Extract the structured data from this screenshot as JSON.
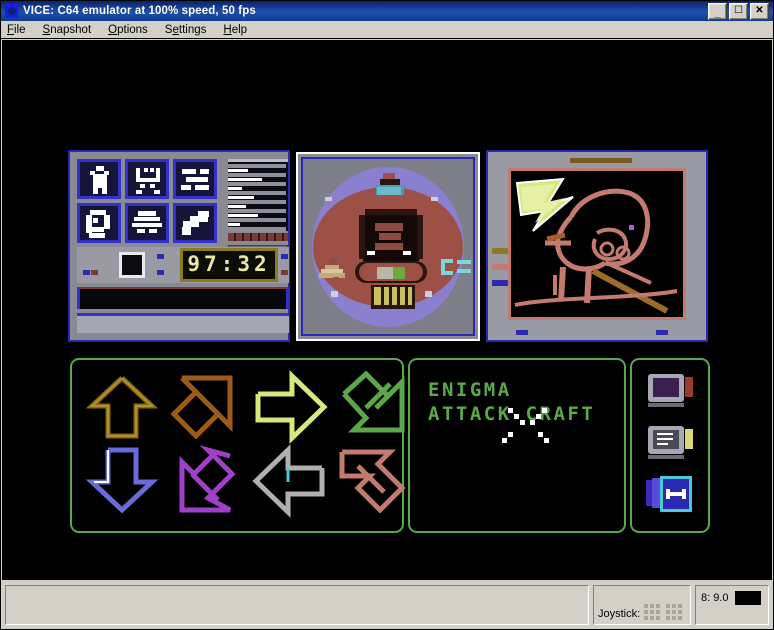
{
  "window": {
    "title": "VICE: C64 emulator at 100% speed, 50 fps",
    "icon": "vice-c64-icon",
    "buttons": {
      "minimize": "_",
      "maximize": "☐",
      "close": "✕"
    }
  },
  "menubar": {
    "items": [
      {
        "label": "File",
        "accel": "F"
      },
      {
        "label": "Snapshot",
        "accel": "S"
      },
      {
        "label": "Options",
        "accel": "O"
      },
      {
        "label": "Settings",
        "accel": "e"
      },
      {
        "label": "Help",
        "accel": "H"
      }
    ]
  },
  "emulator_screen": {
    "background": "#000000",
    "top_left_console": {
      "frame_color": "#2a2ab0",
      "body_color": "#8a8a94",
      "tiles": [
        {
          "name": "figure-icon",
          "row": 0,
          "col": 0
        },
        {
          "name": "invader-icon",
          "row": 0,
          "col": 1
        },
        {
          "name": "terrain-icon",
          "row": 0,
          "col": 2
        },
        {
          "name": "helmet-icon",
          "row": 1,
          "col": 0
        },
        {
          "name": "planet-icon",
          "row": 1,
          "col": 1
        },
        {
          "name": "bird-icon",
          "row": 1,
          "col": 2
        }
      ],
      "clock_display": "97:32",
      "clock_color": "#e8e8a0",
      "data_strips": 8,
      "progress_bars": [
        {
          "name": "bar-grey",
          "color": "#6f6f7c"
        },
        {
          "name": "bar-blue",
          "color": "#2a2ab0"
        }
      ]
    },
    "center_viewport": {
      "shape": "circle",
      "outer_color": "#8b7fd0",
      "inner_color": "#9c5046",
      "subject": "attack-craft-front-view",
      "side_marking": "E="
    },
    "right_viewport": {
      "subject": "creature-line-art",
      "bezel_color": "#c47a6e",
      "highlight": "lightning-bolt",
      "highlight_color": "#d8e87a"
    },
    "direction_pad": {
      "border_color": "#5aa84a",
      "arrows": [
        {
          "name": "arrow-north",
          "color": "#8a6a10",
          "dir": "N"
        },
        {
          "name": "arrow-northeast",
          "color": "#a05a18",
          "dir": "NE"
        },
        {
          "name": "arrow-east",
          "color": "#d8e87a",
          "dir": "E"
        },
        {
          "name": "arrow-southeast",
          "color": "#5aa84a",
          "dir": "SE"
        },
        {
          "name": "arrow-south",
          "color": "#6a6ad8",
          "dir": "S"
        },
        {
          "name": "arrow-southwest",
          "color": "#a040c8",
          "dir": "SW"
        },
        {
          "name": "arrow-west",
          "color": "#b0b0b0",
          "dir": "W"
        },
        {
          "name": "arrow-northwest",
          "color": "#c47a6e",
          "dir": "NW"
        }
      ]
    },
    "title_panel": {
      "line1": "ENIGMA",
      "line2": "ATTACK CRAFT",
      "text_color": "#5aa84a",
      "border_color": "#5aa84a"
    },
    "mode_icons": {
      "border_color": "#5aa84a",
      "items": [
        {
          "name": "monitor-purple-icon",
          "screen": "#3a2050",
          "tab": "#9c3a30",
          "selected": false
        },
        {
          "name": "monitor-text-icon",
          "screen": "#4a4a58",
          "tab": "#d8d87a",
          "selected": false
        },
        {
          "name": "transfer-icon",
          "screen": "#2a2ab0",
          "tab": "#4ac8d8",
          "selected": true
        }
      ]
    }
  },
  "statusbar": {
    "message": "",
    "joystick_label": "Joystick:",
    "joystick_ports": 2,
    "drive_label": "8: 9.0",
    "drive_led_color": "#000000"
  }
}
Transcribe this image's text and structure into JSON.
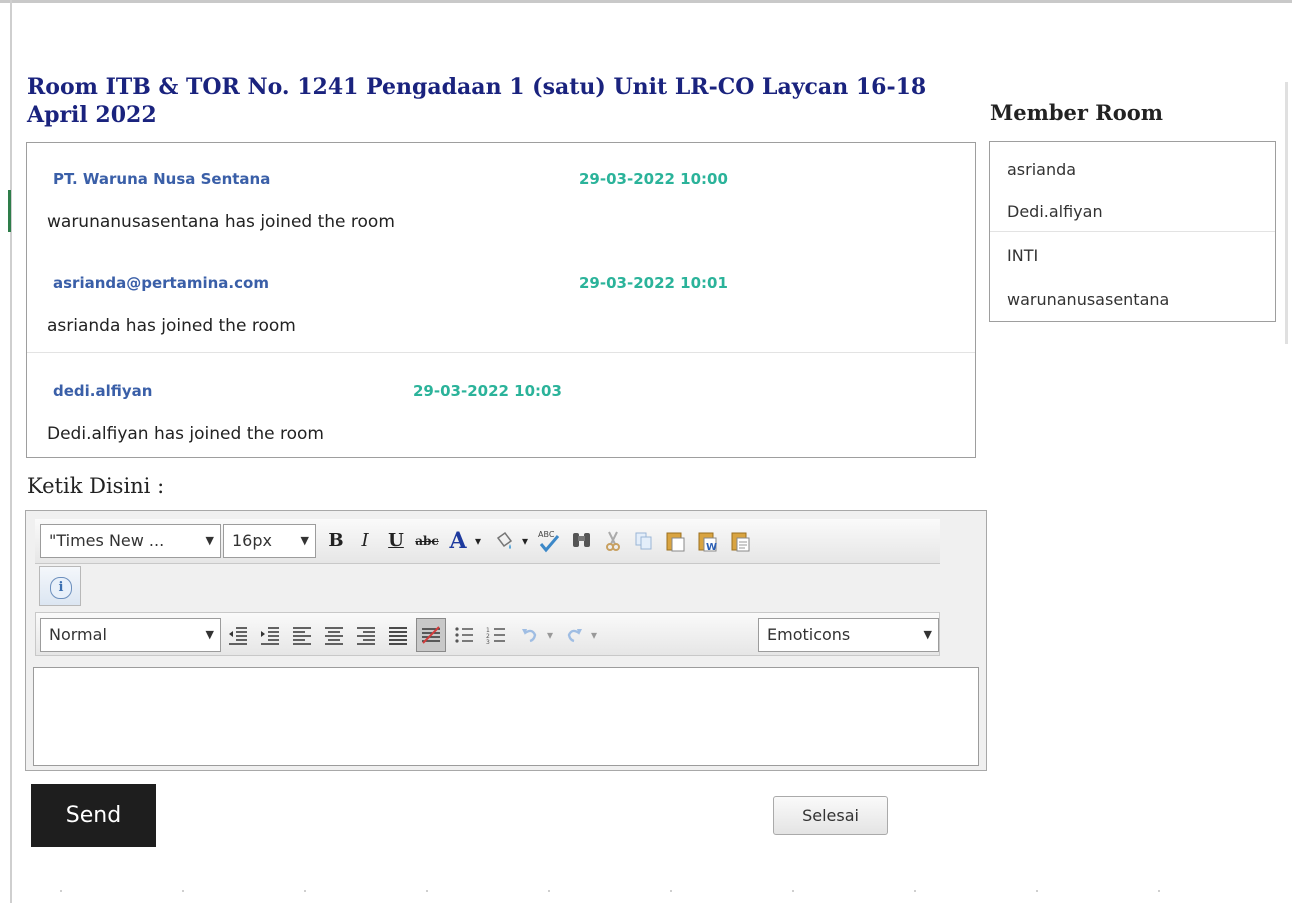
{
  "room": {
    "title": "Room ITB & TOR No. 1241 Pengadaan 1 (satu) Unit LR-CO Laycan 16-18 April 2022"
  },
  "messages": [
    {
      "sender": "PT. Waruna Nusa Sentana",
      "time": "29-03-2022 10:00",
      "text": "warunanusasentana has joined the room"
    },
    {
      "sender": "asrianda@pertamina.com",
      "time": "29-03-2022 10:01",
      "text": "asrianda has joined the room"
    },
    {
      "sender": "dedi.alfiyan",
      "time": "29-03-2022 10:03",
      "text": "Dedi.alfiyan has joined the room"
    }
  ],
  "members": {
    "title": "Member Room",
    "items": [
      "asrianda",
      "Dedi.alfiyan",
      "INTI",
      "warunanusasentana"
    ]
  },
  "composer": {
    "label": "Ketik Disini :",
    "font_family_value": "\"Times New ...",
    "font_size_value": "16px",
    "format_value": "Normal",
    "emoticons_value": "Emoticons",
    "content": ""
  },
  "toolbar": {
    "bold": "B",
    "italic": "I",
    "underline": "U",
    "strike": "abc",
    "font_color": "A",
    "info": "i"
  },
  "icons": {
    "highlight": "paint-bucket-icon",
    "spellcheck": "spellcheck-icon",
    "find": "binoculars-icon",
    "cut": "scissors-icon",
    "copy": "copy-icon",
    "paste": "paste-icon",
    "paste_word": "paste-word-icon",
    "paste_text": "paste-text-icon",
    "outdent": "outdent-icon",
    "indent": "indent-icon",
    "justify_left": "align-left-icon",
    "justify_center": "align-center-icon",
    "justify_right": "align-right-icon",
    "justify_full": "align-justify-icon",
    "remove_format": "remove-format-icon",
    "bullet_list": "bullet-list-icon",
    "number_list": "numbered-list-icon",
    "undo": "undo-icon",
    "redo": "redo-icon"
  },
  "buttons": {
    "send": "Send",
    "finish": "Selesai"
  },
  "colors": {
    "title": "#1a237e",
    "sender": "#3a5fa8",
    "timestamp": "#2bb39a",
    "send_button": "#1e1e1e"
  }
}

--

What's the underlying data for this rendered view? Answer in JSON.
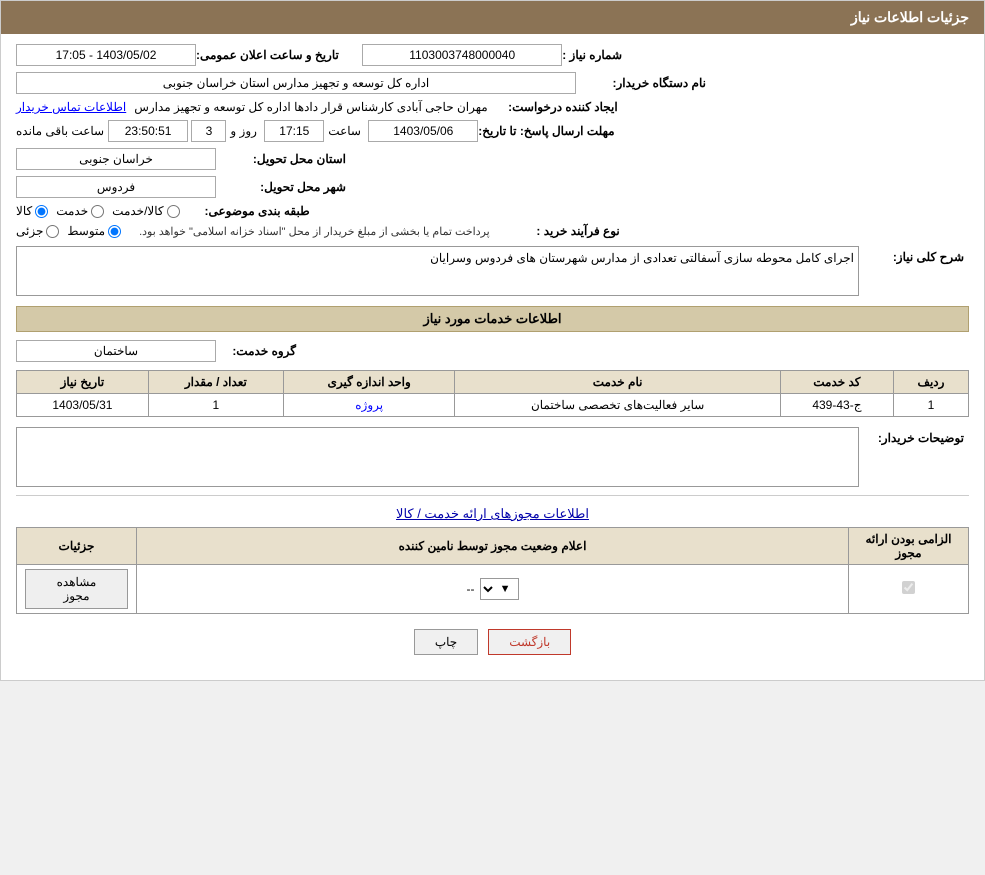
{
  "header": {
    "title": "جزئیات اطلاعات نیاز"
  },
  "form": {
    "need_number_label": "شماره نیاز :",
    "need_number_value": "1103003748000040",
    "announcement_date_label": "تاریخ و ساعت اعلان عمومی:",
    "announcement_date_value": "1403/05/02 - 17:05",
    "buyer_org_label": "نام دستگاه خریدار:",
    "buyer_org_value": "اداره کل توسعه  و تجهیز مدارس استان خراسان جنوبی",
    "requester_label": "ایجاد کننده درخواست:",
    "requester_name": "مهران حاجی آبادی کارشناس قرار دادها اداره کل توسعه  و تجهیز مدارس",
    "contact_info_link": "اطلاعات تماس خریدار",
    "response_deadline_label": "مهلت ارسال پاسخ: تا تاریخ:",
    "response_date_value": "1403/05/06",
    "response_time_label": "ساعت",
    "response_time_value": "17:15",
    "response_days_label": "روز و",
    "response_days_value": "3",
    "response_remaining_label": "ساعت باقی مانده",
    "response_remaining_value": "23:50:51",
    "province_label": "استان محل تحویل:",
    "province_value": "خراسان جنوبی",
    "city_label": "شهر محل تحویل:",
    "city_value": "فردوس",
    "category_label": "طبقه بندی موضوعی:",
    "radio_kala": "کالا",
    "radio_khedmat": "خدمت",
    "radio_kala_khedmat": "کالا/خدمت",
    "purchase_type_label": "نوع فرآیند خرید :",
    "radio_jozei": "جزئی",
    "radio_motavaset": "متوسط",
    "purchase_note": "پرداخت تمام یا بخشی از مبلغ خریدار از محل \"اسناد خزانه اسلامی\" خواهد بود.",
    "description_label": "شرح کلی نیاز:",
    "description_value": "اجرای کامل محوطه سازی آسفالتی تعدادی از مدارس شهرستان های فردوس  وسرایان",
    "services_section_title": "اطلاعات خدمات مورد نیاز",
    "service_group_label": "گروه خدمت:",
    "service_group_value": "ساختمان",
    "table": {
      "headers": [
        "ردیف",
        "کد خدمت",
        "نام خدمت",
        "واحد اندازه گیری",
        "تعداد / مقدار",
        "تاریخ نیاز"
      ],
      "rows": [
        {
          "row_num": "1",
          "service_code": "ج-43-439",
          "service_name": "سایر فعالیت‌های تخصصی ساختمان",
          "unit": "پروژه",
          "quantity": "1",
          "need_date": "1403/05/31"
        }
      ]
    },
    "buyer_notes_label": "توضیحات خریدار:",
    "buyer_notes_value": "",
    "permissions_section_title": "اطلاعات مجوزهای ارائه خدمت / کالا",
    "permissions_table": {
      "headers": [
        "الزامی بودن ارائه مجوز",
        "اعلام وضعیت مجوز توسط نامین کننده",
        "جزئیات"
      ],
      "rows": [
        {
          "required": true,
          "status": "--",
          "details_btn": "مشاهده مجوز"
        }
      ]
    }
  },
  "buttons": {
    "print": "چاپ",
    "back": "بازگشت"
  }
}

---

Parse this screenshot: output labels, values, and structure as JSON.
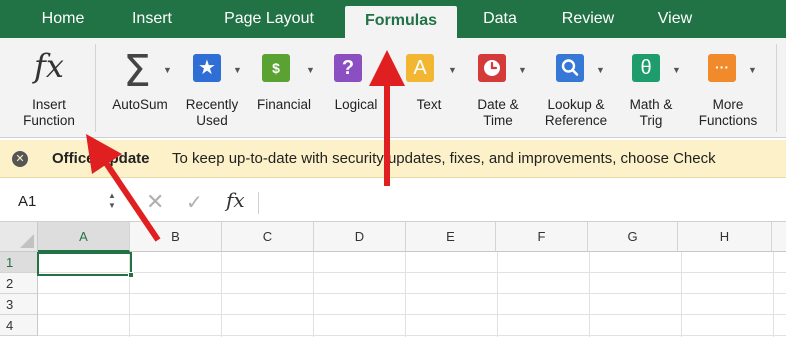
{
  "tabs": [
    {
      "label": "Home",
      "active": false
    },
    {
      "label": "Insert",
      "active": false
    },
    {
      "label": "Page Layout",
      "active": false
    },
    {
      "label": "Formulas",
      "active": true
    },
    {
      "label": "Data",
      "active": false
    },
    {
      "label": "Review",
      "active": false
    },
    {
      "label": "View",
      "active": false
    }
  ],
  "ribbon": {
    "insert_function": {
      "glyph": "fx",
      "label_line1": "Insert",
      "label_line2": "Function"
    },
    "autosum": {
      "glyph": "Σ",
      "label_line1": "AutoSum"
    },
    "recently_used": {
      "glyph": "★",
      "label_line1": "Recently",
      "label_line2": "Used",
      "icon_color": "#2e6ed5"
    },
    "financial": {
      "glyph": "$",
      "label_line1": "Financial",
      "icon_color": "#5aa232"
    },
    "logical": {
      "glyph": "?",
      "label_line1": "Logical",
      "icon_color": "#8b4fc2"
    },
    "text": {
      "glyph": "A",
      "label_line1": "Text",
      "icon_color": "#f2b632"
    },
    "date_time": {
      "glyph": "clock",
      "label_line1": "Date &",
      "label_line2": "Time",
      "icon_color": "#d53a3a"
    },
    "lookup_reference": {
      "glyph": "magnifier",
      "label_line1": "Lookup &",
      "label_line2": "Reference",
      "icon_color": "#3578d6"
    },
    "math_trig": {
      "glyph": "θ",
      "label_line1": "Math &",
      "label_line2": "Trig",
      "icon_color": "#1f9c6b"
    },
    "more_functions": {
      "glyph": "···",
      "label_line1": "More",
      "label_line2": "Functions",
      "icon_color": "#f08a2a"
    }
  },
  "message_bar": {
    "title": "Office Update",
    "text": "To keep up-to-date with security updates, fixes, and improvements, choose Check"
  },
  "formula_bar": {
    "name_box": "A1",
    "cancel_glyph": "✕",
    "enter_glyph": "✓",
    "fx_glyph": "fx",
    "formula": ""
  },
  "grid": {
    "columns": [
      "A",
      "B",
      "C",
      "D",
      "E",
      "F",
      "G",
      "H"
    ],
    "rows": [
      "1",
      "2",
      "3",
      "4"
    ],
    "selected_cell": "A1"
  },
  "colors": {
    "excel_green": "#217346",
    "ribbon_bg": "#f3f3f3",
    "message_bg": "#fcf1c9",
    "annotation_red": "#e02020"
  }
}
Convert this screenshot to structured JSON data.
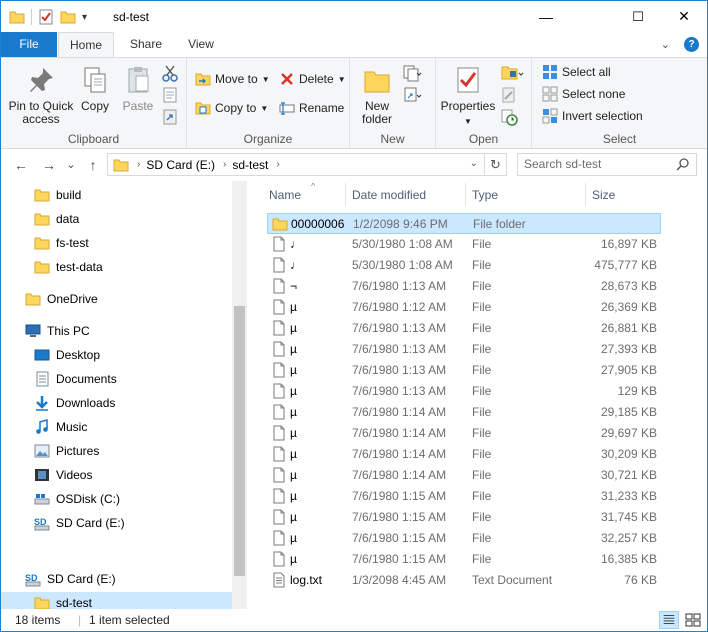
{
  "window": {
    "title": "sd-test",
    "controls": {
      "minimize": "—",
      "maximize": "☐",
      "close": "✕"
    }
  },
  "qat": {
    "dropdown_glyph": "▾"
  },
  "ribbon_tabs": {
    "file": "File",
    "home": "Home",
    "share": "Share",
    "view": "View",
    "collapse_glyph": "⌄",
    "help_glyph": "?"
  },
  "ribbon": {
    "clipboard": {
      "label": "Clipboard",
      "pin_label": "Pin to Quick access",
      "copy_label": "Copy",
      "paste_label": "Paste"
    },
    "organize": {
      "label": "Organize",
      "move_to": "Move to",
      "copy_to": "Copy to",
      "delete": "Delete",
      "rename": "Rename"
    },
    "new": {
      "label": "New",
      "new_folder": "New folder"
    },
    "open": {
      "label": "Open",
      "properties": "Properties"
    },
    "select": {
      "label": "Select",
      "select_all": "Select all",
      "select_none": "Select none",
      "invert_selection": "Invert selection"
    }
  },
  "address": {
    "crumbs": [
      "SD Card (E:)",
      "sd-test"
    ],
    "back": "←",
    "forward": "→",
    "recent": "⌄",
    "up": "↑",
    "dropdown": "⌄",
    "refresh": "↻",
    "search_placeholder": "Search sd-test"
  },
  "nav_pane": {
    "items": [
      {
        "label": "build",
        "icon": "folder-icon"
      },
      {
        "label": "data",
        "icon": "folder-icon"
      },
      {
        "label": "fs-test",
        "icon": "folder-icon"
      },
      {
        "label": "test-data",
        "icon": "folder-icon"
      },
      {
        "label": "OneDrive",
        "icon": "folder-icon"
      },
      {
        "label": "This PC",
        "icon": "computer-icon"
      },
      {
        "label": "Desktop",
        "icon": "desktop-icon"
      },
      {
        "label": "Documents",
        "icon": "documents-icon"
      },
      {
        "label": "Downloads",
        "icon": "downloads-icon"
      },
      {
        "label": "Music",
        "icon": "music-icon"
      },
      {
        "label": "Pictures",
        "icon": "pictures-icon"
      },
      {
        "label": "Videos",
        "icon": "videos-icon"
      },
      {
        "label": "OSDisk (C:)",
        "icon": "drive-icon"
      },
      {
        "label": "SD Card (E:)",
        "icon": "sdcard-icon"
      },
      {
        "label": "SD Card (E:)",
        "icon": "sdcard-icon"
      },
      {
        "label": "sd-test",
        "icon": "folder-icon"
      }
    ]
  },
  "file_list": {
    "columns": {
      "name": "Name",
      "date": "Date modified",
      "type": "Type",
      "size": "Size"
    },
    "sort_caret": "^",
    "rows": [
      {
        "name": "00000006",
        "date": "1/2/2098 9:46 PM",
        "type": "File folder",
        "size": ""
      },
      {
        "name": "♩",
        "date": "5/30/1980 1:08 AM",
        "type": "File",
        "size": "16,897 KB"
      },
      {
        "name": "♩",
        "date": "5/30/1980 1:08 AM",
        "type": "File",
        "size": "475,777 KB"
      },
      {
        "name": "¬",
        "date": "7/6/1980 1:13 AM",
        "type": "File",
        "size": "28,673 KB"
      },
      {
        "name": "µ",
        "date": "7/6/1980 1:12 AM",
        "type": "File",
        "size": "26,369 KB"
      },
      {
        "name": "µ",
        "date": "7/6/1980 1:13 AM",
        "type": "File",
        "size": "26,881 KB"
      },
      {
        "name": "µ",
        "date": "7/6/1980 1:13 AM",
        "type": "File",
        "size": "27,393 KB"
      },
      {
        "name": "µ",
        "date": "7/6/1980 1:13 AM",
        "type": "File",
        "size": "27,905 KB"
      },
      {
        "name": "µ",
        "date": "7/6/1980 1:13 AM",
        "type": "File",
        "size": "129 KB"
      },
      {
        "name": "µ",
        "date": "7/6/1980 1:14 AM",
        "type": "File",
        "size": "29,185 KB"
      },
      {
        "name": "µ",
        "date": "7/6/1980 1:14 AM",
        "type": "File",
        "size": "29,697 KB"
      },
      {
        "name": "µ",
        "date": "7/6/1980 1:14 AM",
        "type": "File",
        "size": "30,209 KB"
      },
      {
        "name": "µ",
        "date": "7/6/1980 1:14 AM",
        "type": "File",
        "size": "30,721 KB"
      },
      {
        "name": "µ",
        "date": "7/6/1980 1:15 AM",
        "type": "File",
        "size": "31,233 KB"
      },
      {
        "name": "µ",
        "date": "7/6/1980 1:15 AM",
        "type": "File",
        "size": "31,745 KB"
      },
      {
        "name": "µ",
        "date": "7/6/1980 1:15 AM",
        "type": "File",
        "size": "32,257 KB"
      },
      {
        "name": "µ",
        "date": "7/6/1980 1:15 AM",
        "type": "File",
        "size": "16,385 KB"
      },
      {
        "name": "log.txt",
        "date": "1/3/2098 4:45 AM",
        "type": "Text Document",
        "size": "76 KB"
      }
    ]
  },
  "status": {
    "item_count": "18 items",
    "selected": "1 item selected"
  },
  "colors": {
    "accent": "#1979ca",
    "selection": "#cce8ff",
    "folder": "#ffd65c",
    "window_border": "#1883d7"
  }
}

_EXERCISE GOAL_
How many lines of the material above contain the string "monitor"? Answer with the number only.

_YOUR RESPONSE_
2